Questions? Email us at firstname.lastname@example.org.
More About the 2020 Winners
& Keynote Speaker
The keynote speaker for this year’s ceremony will be Cyrus Farivar, a longtime technology investigative reporter, author, and radio producer.
Joy Buolamwini, Dr. Timit Gebru, and Deborah Raji’s trailblazing academic research on race and gender bias in facial analysis technology laid the groundwork for a national movement—and a growing number of legislative victories—aimed at banning law enforcement’s use of flawed and overbroad face surveillance in American cities. The trio collaborated on the Gender Shades series of papers based on Buolamwini’s MIT thesis, revealing alarming bias in AI services from companies like Microsoft, IBM, and Amazon. Their subsequent internal and external advocacy spans Stanford, University of Toronto, Black in AI, Project Include, and the Algorithmic Justice League. Buolamwini, Gebru, and Raji are bringing light to the profound impact of face recognition technologies on communities of color, personal privacy and free expression, and the fundamental freedom to go about our lives without having our movements and associations covertly monitored and analyzed.
Danielle Blunt is one of the co-founders of Hacking//Hustling, a collective of sex workers and accomplices working at the intersection of tech and social justice to interrupt state surveillance and violence facilitated by technology. A professional NYC-based Femdom and Dominatrix, Blunt researches sex work and equitable access to technology from a public health perspective. She is one of the lead researchers of Hacking//Hustling's “Erased: The Impact of FOSTA-SESTA and the Removal of Backpage” and “Posting to the Void: CDA 230, Censorship, and Content Moderation,” studying the impact of content moderation on the movement work of sex workers and activists. She is also leading organizing efforts around sex worker opposition to the EARN IT Act, which threatens access to encrypted communications, a tool that many in the sex industry rely on for harm reduction, and would also increase platform policing of sex workers and queer and trans youth.

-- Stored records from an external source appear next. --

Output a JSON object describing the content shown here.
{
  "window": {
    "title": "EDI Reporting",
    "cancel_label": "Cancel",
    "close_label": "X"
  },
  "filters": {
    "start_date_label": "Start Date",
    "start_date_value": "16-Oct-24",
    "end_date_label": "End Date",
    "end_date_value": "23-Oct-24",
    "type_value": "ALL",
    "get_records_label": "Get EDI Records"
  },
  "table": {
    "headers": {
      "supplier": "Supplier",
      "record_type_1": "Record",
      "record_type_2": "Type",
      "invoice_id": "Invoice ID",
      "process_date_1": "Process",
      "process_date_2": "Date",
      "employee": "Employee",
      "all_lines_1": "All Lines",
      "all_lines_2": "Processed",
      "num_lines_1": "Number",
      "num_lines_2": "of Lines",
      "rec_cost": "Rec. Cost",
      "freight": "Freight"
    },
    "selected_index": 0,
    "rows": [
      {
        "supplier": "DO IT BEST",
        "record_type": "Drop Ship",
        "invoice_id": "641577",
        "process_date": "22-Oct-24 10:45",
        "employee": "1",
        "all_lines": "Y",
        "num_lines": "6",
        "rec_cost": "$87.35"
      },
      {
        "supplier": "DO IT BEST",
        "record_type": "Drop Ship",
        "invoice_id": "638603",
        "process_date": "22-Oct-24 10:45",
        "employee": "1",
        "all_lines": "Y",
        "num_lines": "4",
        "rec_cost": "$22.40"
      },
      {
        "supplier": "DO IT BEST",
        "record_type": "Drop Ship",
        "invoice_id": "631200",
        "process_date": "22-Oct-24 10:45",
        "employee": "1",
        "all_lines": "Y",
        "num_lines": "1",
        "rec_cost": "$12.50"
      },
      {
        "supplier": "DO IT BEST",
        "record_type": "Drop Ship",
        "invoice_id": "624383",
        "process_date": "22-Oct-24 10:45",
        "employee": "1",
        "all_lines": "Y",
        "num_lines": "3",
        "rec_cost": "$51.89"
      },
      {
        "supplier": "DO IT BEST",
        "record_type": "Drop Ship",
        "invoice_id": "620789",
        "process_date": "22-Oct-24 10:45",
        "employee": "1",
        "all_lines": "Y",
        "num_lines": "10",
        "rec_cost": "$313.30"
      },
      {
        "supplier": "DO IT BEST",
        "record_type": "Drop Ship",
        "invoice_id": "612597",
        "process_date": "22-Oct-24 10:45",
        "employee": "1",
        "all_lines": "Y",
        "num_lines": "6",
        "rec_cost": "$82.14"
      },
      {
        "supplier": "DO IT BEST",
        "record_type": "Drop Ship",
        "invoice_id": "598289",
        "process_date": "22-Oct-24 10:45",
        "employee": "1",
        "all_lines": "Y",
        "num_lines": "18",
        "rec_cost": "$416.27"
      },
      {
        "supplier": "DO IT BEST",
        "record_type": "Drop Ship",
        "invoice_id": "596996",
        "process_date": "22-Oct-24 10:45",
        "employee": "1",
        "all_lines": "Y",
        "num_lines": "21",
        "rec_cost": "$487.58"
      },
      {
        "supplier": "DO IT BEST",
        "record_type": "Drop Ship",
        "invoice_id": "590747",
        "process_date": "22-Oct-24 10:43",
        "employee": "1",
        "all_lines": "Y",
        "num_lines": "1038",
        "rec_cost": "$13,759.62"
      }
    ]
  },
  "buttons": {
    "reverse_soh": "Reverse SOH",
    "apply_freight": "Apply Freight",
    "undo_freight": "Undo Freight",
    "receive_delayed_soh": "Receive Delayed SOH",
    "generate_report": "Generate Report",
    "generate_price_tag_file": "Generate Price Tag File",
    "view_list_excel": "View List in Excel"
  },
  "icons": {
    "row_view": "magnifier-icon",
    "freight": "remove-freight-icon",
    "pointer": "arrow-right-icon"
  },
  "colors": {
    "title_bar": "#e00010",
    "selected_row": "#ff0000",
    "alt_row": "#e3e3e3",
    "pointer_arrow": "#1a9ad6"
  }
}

Blunt is on the advisory board of Berkman Klein's Initiative for a Representative First Amendment (IfRFA) and the Surveillance Technology Oversight Project in NYC. She enjoys redistributing money from institutions, watching her community thrive, and “making men cry.”
The Open Technology Fund (OTF) has fostered a global community and provided support—both monetary and in-kind—to more than 400 projects that seek to combat censorship and repressive surveillance. The OTF community has helped more than two billion people in over 60 countries access the open Internet more safely and advocate for democracy. OTF earned trust and built community through its open source ethos, transparency, and a commitment to independence from its funder, the U.S. Agency for Global Media (USAGM), and helped fund several technical projects at EFF. However, President Trump recently installed a new CEO for USAGM, who immediately sought to replace OTF's leadership and board and to freeze the organization's funds—threatening to leave many well-established global freedom tools, their users, and their developers in the lurch. Since then, OTF has made some progress in regaining control, but it remains at risk and, as of this writing, USAGM is still withholding critical funding. With this award, EFF is honoring the entire OTF community for their hard work and dedication to global Internet freedom and recognizing the need to protect this community and ensure its survival despite the current political attacks.
Redstickman founded the infamous Ambient Mafia in November of 1999, and they’ve taken over chillrooms in the San Francisco Bay Area by storm with their chunky and funky downtempo beats. Known for his unconventionality as well as excellence in DJ ability, he can be found behind the decks in random clubs from San Francisco to Japan, Bangkok to Malaysia. He recently returned to the US from his 7 month Eastern European DJ tour.